  63. Teasdale, J. D., Taylor, R., & Fogarty, S. J. (1980). Effects of induced elation-depression on the accessibility of memories of happy and unhappy experiences. Behaviour Research and Therapy, 18, 339–346.PubMedCrossRefGoogle Scholar
  64. Thompson, R. F. (2009). Habituation: A history. Neurobiology of Learning and Memory, 92, 127–134.PubMedCentralPubMedCrossRefGoogle Scholar
  65. Velten, E. (1968). A laboratory task for induction of mood states. Behaviour Research and Therapy, 6, 473–482.PubMedCrossRefGoogle Scholar
  66. Westermann, R., Spies, K., Stahl, G., & Hesse, F. W. (1996). Relative effectiveness and validity of mood induction procedures: A metaanalysis. European Journal of Social Psychology, 26, 557–580.CrossRefGoogle Scholar
  67. Williams, C. E., & Stevens, K. N. (1969). On determining the emotional state of pilots during flight: An exploratory study. Aerospace Medicine, 40, 1369–1372.Google Scholar
  68. Williams, C. E., & Stevens, K. N. (1972). Emotions and speech: Some acoustical correlates. Journal of the Acoustical Society of America, 52, 1238–1250.PubMedCrossRefGoogle Scholar
  69. Williams, J. M. G., Mathews, A., & MacLeod, C. (1996). The emotional Stroop task and psychopathology. Psychological Bulletin, 120, 3–24. doi: 10.1037/0033-2909.120.1.3 PubMedCrossRefGoogle Scholar
  70. Witthöft, M., Rist, F., & Bailer, J. (2008). Enhanced early emotional intrusion effects and proportional habituation of threat response for symptom and illness words in college students with elevated health anxiety. Cognitive Therapy and Research, 32, 818–842.CrossRefGoogle Scholar

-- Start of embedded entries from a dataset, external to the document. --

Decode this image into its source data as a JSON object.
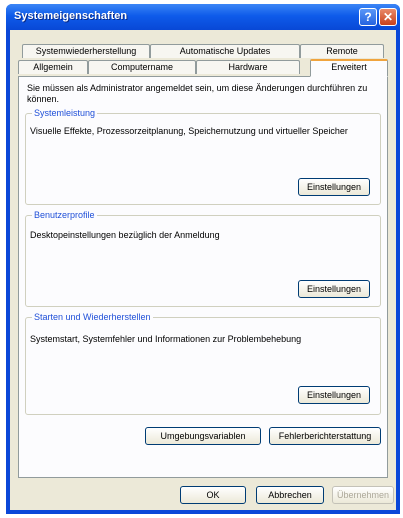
{
  "window": {
    "title": "Systemeigenschaften",
    "help": "?",
    "close": "✕"
  },
  "tabs": {
    "back_row": [
      "Systemwiederherstellung",
      "Automatische Updates",
      "Remote"
    ],
    "front_row": [
      "Allgemein",
      "Computername",
      "Hardware",
      "Erweitert"
    ],
    "active": "Erweitert"
  },
  "intro": "Sie müssen als Administrator angemeldet sein, um diese Änderungen durchführen zu können.",
  "groups": [
    {
      "title": "Systemleistung",
      "description": "Visuelle Effekte, Prozessorzeitplanung, Speichernutzung und virtueller Speicher",
      "button": "Einstellungen"
    },
    {
      "title": "Benutzerprofile",
      "description": "Desktopeinstellungen bezüglich der Anmeldung",
      "button": "Einstellungen"
    },
    {
      "title": "Starten und Wiederherstellen",
      "description": "Systemstart, Systemfehler und Informationen zur Problembehebung",
      "button": "Einstellungen"
    }
  ],
  "buttons": {
    "env_vars": "Umgebungsvariablen",
    "error_report": "Fehlerberichterstattung",
    "ok": "OK",
    "cancel": "Abbrechen",
    "apply": "Übernehmen"
  },
  "colors": {
    "titlebar": "#0848d6",
    "active_tab_accent": "#f0a43e",
    "group_title": "#2050d8"
  }
}
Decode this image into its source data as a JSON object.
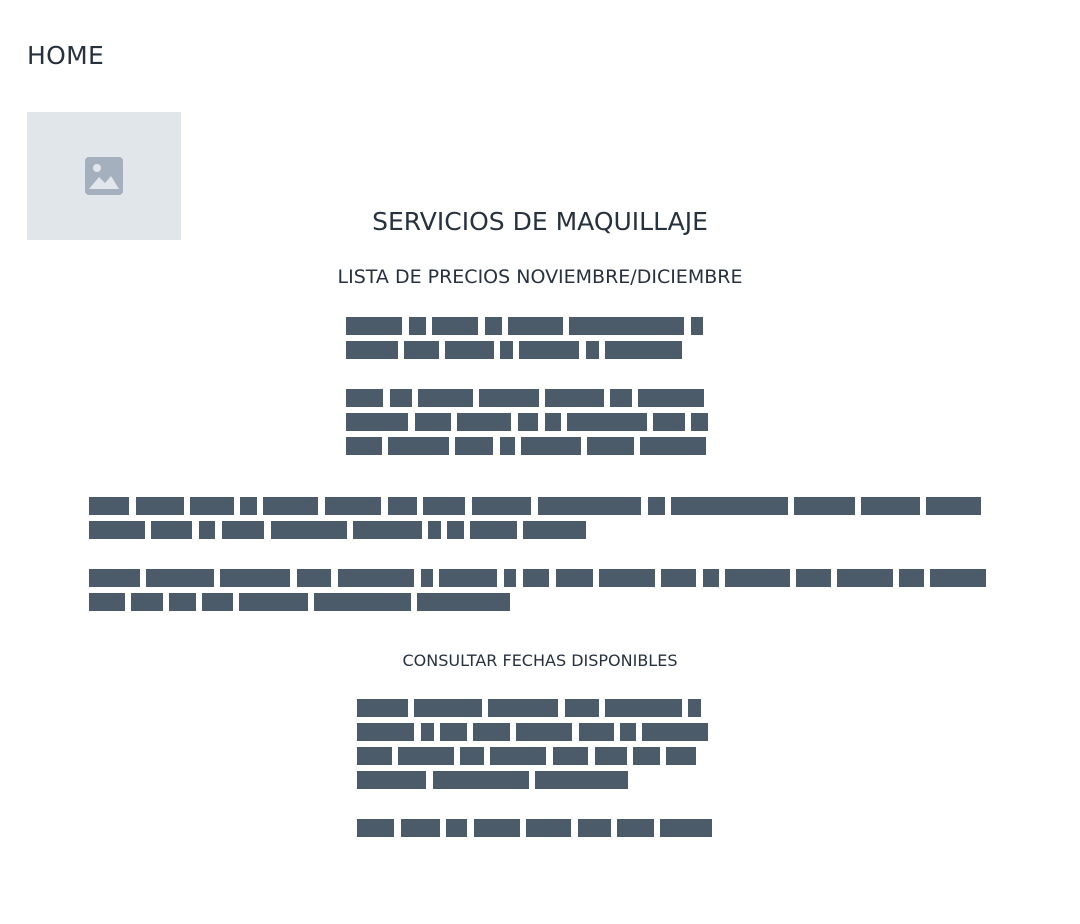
{
  "nav": {
    "home_label": "HOME"
  },
  "thumbnail": {
    "icon": "image-placeholder-icon",
    "background": "#e1e6eb",
    "icon_color": "#a4b0bd"
  },
  "content": {
    "title": "SERVICIOS DE MAQUILLAJE",
    "subtitle": "LISTA DE PRECIOS NOVIEMBRE/DICIEMBRE",
    "cta_label": "CONSULTAR FECHAS DISPONIBLES"
  },
  "colors": {
    "text": "#27323f",
    "redaction": "#4b5b6a",
    "background": "#ffffff"
  }
}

Copyright information

© Psychonomic Society, Inc. 2013

Authors and Affiliations

  • Moshe Shay Ben-Haim
    • 1
    Email author
  • Yaniv Mama
    • 1
    • 2
  • Michal Icht
    • 1
    • 3
  • Daniel Algom
    • 1
  1. 1.School of Psychological SciencesTel-Aviv UniversityRamat-AvivIsrael
  2. 2.Department of Behavioral SciencesAriel UniversityArielIsrael
  3. 3.Department of Communication Disorders, School of HealthAriel UniversityArielIsrael

Personalised recommendations